Second classes, with weird new character portraits. "Look at my butt!" says Duran.

After that insane grind, I'm ready to plow the rest of the game. Hold onto your hats.


  1. Yeah, it's interesting how the game has multiple boss themes without a particular pattern.


    Wait, what happens if he refuses to sell it?

    That wind cave was always rough, really looking forward to that being a lot easier to navigate in the remake.

    1. We know all of these games share DNA, but what I'm discovering now is that SD3 actually had SaGa Frontier DNA too. There's the multiple character choice, but also the way the areas are linked together (a lot of distant locales that you can't walk between, instead taking warps, which creates a world that feels a little disconnected). There being a bunch of boss themes that don't follow a pattern is also very SaGa Frontier. That was the first game I ever played that had a bunch of boss themes without a real rhyme to it. Earthbound too I guess but it doesn't have boss themes, just...themes.

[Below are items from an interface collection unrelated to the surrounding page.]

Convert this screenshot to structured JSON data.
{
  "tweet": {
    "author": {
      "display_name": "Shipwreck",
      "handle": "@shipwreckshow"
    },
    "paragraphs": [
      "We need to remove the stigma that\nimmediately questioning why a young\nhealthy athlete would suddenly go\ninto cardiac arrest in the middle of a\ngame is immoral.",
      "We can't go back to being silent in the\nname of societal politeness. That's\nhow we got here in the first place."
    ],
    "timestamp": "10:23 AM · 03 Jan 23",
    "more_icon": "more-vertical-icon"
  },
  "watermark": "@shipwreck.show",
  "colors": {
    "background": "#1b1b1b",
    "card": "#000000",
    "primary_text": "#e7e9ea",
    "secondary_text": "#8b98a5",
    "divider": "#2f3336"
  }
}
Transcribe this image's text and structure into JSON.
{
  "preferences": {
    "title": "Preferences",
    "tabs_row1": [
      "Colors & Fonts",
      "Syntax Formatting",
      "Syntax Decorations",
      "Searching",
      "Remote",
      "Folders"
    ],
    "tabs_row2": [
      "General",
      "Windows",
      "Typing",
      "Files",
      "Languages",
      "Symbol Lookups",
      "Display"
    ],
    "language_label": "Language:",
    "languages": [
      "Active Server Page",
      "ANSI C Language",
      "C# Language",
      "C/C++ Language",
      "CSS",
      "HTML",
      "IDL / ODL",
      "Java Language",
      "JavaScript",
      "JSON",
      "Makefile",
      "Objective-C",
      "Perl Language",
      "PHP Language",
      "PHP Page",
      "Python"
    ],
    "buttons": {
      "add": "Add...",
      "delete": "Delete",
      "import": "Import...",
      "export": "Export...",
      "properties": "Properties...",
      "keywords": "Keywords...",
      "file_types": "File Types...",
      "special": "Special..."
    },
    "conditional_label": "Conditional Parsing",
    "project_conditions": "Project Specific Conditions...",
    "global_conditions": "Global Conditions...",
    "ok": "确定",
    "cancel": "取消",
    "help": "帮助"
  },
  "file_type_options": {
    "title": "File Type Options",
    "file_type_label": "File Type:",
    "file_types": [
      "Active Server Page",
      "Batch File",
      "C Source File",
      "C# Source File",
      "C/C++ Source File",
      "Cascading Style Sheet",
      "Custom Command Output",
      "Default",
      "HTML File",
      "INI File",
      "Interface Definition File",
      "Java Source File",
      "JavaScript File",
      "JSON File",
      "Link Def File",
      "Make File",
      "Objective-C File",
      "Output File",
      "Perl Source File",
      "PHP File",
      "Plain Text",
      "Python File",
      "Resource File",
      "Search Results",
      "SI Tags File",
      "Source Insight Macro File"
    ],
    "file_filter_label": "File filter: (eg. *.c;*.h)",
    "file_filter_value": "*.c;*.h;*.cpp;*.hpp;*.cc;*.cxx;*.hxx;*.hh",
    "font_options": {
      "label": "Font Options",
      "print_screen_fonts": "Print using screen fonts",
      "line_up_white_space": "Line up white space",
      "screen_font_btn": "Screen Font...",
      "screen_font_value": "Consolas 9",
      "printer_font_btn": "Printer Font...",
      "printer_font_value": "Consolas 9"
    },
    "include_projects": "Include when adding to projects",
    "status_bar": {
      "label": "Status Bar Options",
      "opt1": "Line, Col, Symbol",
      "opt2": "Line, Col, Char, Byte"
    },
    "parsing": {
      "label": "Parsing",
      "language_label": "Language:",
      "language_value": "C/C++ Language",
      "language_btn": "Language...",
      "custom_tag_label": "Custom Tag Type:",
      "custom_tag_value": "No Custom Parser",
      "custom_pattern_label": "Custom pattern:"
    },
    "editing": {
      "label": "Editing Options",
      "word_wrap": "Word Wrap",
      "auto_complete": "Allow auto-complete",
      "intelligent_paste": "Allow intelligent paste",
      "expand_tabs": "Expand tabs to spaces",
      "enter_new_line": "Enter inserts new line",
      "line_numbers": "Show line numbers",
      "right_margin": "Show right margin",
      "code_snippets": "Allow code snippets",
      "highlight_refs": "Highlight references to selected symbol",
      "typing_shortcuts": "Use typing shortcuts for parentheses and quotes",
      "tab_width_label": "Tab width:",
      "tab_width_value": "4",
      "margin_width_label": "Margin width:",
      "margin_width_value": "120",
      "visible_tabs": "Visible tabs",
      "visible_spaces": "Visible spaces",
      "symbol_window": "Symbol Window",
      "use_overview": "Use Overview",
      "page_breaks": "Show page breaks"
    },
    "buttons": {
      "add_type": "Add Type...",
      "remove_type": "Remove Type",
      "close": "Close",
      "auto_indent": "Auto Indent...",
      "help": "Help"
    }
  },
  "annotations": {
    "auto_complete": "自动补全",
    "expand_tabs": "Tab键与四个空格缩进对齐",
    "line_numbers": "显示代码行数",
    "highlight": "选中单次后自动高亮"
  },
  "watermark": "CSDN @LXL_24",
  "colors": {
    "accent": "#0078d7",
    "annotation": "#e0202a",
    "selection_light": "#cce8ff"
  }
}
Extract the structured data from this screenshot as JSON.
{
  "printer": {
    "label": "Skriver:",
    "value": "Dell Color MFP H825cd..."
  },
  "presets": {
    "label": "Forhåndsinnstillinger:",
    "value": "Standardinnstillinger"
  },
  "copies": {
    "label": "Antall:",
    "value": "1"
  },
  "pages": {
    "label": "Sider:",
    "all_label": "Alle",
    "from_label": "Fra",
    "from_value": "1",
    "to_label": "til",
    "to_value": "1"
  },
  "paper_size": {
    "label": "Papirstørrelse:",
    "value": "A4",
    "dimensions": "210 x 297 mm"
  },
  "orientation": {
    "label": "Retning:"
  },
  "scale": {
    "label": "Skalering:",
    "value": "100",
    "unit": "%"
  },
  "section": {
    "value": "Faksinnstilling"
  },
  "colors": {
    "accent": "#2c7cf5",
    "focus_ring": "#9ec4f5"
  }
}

      If you don't get the Nitromyte from Watts, because you haggled the price down too much, I think he tells you to sod off and leaves. Then you have to find him somewhere else to get another shot at it (like a completely different town). I don't remember exactly if that's the case, but whatever happens, it happened to me the very first time I played. I remembered it being a chore. So now I stop at 3000 with the haggling to be safe. You MIGHT be able to get him down to 1500 but I don't remember and don't want to risk it.